▶ [WHAT IS BEING ASKED] Everything in the records below goes into the copy exactly, except the pictures.

▶ [DATASET]
◇ ◇ ◇ ◇ ◇

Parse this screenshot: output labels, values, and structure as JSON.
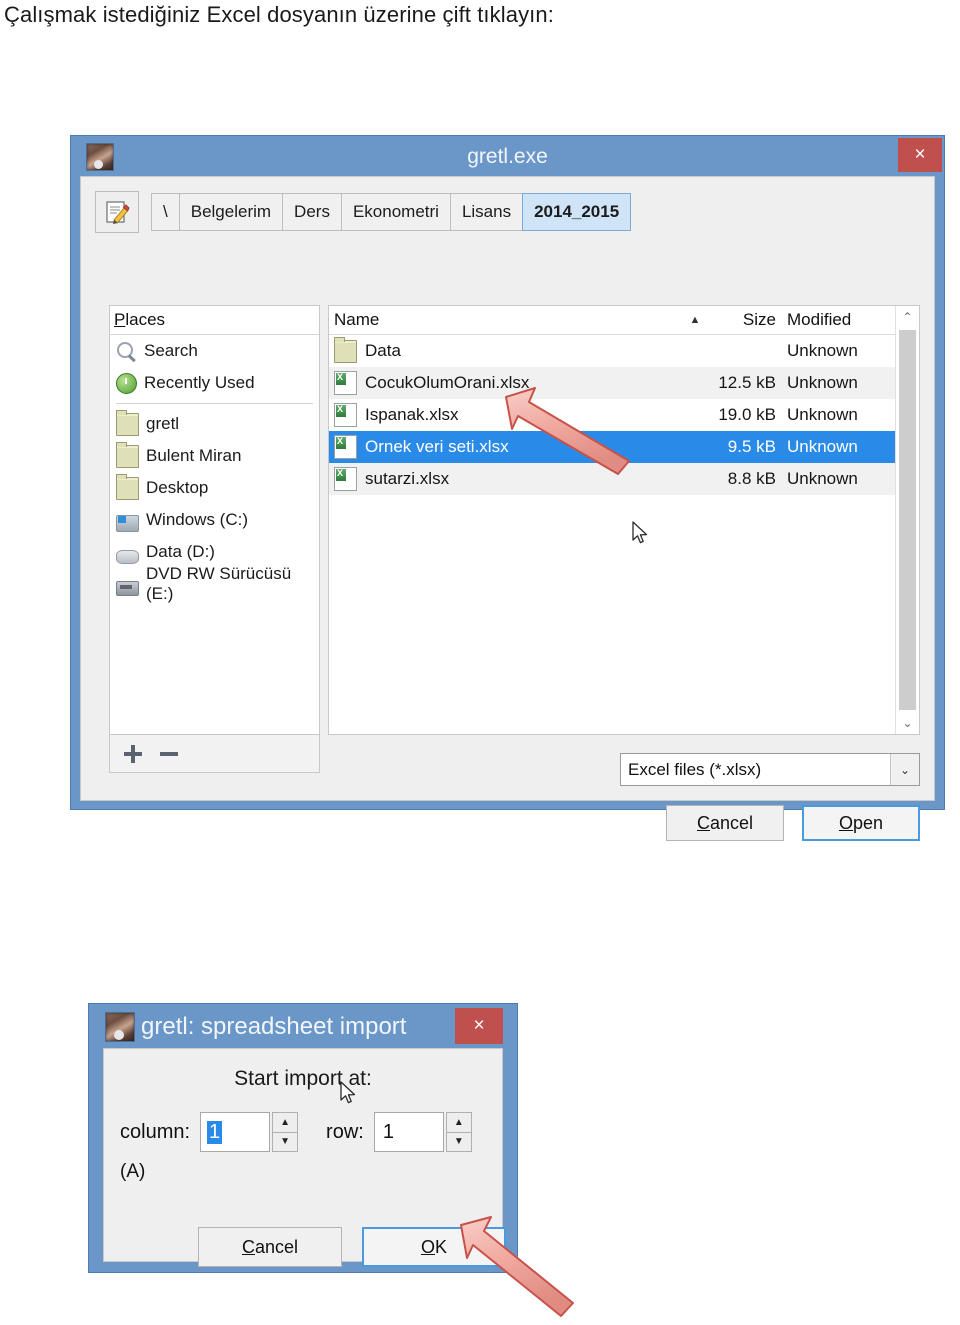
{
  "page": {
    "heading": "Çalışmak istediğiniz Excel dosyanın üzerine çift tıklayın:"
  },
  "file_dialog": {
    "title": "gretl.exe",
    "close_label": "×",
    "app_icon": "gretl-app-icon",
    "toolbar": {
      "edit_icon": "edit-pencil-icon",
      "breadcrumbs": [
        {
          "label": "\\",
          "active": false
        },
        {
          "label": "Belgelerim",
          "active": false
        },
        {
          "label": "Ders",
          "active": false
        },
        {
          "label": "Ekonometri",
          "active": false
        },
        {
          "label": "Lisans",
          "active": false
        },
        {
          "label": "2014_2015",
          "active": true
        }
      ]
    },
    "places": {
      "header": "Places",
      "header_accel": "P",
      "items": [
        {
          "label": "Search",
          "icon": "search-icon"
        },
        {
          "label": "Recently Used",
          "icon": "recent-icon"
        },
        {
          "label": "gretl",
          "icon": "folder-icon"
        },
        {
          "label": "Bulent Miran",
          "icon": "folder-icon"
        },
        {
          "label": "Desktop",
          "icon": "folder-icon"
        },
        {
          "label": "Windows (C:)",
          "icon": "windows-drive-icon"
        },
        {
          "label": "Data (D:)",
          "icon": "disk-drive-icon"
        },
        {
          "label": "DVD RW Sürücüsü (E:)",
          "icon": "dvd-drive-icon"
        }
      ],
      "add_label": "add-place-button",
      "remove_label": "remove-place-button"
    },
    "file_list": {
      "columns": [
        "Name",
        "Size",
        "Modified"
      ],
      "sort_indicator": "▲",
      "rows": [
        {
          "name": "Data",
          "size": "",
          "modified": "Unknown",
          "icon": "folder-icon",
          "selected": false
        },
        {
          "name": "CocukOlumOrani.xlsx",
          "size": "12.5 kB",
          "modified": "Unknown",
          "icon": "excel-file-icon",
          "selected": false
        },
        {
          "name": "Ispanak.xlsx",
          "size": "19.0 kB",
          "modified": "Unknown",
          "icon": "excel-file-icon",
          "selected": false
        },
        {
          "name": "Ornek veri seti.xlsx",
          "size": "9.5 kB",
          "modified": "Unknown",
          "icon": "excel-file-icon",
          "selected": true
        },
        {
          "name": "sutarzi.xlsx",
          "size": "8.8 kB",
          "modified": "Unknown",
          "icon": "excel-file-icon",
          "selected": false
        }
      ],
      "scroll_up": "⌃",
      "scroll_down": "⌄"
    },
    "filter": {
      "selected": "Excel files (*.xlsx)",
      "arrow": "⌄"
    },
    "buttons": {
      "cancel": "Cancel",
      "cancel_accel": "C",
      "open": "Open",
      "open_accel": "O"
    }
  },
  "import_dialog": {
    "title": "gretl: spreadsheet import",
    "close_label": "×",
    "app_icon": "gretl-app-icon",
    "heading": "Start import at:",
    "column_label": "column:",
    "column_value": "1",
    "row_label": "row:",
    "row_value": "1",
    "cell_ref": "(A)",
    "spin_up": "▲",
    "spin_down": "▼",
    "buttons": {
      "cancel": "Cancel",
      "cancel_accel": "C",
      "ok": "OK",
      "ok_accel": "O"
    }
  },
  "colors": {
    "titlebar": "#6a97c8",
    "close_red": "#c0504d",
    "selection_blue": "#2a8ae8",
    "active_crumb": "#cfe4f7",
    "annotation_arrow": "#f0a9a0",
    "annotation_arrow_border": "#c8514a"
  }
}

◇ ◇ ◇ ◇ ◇

▶ [WRITTEN ANSWER]
Parse this screenshot: output labels, values, and structure as JSON.
{
  "page": {
    "heading": "Çalışmak istediğiniz Excel dosyanın üzerine çift tıklayın:"
  },
  "file_dialog": {
    "title": "gretl.exe",
    "close_label": "×",
    "app_icon": "gretl-app-icon",
    "toolbar": {
      "edit_icon": "edit-pencil-icon",
      "breadcrumbs": [
        {
          "label": "\\",
          "active": false
        },
        {
          "label": "Belgelerim",
          "active": false
        },
        {
          "label": "Ders",
          "active": false
        },
        {
          "label": "Ekonometri",
          "active": false
        },
        {
          "label": "Lisans",
          "active": false
        },
        {
          "label": "2014_2015",
          "active": true
        }
      ]
    },
    "places": {
      "header": "Places",
      "header_accel": "P",
      "items": [
        {
          "label": "Search",
          "icon": "search-icon"
        },
        {
          "label": "Recently Used",
          "icon": "recent-icon"
        },
        {
          "label": "gretl",
          "icon": "folder-icon"
        },
        {
          "label": "Bulent Miran",
          "icon": "folder-icon"
        },
        {
          "label": "Desktop",
          "icon": "folder-icon"
        },
        {
          "label": "Windows (C:)",
          "icon": "windows-drive-icon"
        },
        {
          "label": "Data (D:)",
          "icon": "disk-drive-icon"
        },
        {
          "label": "DVD RW Sürücüsü (E:)",
          "icon": "dvd-drive-icon"
        }
      ],
      "add_label": "add-place-button",
      "remove_label": "remove-place-button"
    },
    "file_list": {
      "columns": [
        "Name",
        "Size",
        "Modified"
      ],
      "sort_indicator": "▲",
      "rows": [
        {
          "name": "Data",
          "size": "",
          "modified": "Unknown",
          "icon": "folder-icon",
          "selected": false
        },
        {
          "name": "CocukOlumOrani.xlsx",
          "size": "12.5 kB",
          "modified": "Unknown",
          "icon": "excel-file-icon",
          "selected": false
        },
        {
          "name": "Ispanak.xlsx",
          "size": "19.0 kB",
          "modified": "Unknown",
          "icon": "excel-file-icon",
          "selected": false
        },
        {
          "name": "Ornek veri seti.xlsx",
          "size": "9.5 kB",
          "modified": "Unknown",
          "icon": "excel-file-icon",
          "selected": true
        },
        {
          "name": "sutarzi.xlsx",
          "size": "8.8 kB",
          "modified": "Unknown",
          "icon": "excel-file-icon",
          "selected": false
        }
      ],
      "scroll_up": "⌃",
      "scroll_down": "⌄"
    },
    "filter": {
      "selected": "Excel files (*.xlsx)",
      "arrow": "⌄"
    },
    "buttons": {
      "cancel": "Cancel",
      "cancel_accel": "C",
      "open": "Open",
      "open_accel": "O"
    }
  },
  "import_dialog": {
    "title": "gretl: spreadsheet import",
    "close_label": "×",
    "app_icon": "gretl-app-icon",
    "heading": "Start import at:",
    "column_label": "column:",
    "column_value": "1",
    "row_label": "row:",
    "row_value": "1",
    "cell_ref": "(A)",
    "spin_up": "▲",
    "spin_down": "▼",
    "buttons": {
      "cancel": "Cancel",
      "cancel_accel": "C",
      "ok": "OK",
      "ok_accel": "O"
    }
  },
  "colors": {
    "titlebar": "#6a97c8",
    "close_red": "#c0504d",
    "selection_blue": "#2a8ae8",
    "active_crumb": "#cfe4f7",
    "annotation_arrow": "#f0a9a0",
    "annotation_arrow_border": "#c8514a"
  }
}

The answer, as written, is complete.